BELOIT - Torie Champeny, 39, is running for the School District of Beloit Board of Education to raise academic scores by getting to the root of the district's biggest problem - lack of discipline.
"Kids who need help are not getting the attention they need because teachers are too busy babysitting the kids acting out," she said.
Teachers, she said, don't need more seminars or professional development days, but rather administration backing them up in disciplinary matters.
Champeny is one of eight candidates running for four positions on the board of education. She is married to Matt Champeny, a teacher at Fruzen Intermediate School, and has three daughters in the district. Champeny is also on the district's health insurance policy. When Champeny was asked how she would address potential conflicts of interest stemming from marriage to a district employee, she said would abstain from certain votes or recuse herself when necessary. She said the positives of being married to a teacher in the district outweighs the negative as she is familiar with the issues facing teachers. She also said she would be willing to consider getting her own health insurance if necessary.
Champeny's marriage to a district employee could present challenges to her as the Daily News learned when Board of Education Vice President David Wilson was running for school board. Wilson is married to an assistant principal at Beloit Memorial High School, Janay Banks-Wilson.
Legal opinions state school board members should not participate in discussions, negotiations, or vote on anything that relates to his or her spouse's salary or benefits. According to guidance by the Wisconsin Ethics Board, a board member with a district-employed spouse can only vote on the budget only if all contracts have been concluded. Board members covered by the district's health insurance plan should not participate in the consideration of the terms of that plan or the award of the district's health insurance contract. Conflict of interest issues can arise if a board member with a spouse employed in a district participates in compensation or benefit matters even if they are not directly related to the spouse, because settlements or decisions at one level of employment can be considered as setting a precedent for others.
Champeny grew up in Superior, Wisconsin, and earned a bachelor of science degree in human development from UW Madison. She worked at the UW Cancer Center for 12 years until 2014 when she began working as a project manager for oncology research for Covance, working remotely in her home. She is currently serving on the school district's fiscal committee.
Champeny said her two of her three children were open enrolled to the Turner School District for two years, but then were brought back to the Beloit School District which she said has a lot more opportunities to offer than area districts with many advanced placement classes and extra curricular activities as well as a strong curriculum. She said the district is much better than the state report cards reflect, noting some of Beloit's students are the brightest in the area.
However, Champeny's concerned about what she calls "chaos" in the classroom. In her husband's class, for example, she said it's not uncommon to have half of the class time taken up with him having to deal with disciplinary problems.

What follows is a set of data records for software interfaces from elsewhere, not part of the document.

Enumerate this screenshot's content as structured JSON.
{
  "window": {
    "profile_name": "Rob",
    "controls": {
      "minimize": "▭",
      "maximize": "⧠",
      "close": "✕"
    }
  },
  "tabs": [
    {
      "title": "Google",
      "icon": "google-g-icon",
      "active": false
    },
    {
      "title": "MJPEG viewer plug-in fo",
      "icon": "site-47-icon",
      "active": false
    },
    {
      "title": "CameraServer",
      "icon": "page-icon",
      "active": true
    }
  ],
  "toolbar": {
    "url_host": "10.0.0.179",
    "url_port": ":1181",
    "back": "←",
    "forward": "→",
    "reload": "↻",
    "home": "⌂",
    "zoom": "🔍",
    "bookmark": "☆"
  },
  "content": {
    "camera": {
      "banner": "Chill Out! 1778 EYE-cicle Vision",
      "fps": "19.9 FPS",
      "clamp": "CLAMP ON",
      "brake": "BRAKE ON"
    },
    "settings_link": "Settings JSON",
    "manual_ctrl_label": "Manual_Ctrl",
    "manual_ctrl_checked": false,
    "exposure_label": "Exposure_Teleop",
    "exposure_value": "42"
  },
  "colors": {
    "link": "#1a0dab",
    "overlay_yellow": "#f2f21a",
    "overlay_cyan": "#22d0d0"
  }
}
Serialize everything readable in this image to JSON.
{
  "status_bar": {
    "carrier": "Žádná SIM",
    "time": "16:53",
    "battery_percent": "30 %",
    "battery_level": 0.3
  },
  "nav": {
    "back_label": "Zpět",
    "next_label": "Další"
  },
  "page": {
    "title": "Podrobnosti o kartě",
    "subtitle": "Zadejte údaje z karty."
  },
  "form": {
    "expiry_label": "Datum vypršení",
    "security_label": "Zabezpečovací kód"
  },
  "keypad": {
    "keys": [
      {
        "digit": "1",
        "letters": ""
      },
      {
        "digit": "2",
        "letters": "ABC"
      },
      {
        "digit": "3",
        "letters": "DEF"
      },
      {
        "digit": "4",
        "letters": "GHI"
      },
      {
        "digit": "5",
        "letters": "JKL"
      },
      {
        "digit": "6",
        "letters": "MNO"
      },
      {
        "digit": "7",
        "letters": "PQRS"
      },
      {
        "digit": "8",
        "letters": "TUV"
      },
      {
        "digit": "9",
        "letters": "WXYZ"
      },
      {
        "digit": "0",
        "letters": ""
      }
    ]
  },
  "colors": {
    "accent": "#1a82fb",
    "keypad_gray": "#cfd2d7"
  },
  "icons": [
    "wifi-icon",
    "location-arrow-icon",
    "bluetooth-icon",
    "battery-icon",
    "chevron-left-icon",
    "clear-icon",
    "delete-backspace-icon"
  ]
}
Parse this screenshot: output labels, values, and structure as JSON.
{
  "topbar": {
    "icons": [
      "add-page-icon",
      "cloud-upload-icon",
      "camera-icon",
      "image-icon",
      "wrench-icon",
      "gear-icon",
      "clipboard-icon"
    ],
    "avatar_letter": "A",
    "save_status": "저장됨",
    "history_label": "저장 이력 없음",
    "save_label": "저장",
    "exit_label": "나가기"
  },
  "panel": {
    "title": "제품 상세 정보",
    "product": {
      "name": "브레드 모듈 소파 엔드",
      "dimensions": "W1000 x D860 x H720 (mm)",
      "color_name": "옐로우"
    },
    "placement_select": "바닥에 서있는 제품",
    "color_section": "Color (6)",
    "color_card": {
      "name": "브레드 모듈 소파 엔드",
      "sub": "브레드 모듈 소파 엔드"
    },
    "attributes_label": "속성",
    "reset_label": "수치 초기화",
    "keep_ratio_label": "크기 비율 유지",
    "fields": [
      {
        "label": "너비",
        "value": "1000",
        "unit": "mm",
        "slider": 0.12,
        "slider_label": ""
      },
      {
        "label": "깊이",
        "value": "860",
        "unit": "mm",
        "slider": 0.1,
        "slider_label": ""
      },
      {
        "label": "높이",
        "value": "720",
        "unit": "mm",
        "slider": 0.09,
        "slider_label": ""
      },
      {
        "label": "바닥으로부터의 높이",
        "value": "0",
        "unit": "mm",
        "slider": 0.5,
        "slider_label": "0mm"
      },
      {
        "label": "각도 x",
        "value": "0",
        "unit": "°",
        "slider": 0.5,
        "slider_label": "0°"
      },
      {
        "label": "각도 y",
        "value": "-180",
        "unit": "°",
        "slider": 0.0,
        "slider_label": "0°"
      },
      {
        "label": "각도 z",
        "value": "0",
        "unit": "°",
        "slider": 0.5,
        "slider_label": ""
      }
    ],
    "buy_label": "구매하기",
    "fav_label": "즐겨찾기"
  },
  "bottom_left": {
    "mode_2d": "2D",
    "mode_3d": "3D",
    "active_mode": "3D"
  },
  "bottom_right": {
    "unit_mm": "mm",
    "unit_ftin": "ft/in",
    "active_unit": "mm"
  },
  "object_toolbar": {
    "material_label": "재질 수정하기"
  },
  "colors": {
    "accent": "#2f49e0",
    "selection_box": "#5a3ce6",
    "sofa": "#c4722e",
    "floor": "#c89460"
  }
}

Champeny said she doesn't believe Beloit kids are any worse than other children, only that the district isn't enforcing consequences. She said she wishes administrators, wearing plain clothes so as not to be noticed, would go into the classrooms unannounced to get a better idea what teachers are facing. She also wants administration and the board to look to Beloit's talented teachers for solutions when it comes to discipline.